──────── RECORDS PROVIDED ────────

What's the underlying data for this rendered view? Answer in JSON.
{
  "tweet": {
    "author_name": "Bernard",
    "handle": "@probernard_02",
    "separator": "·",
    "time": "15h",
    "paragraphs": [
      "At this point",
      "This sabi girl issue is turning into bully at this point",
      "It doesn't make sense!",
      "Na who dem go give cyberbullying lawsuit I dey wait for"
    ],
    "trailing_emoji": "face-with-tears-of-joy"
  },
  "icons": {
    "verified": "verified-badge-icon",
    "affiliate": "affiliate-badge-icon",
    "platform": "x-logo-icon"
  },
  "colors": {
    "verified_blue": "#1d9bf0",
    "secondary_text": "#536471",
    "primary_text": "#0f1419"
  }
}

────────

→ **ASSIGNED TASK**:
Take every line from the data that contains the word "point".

→ **SOLUTION TO THE EXERCISE**:
      "At this point",
      "This sabi girl issue is turning into bully at this point",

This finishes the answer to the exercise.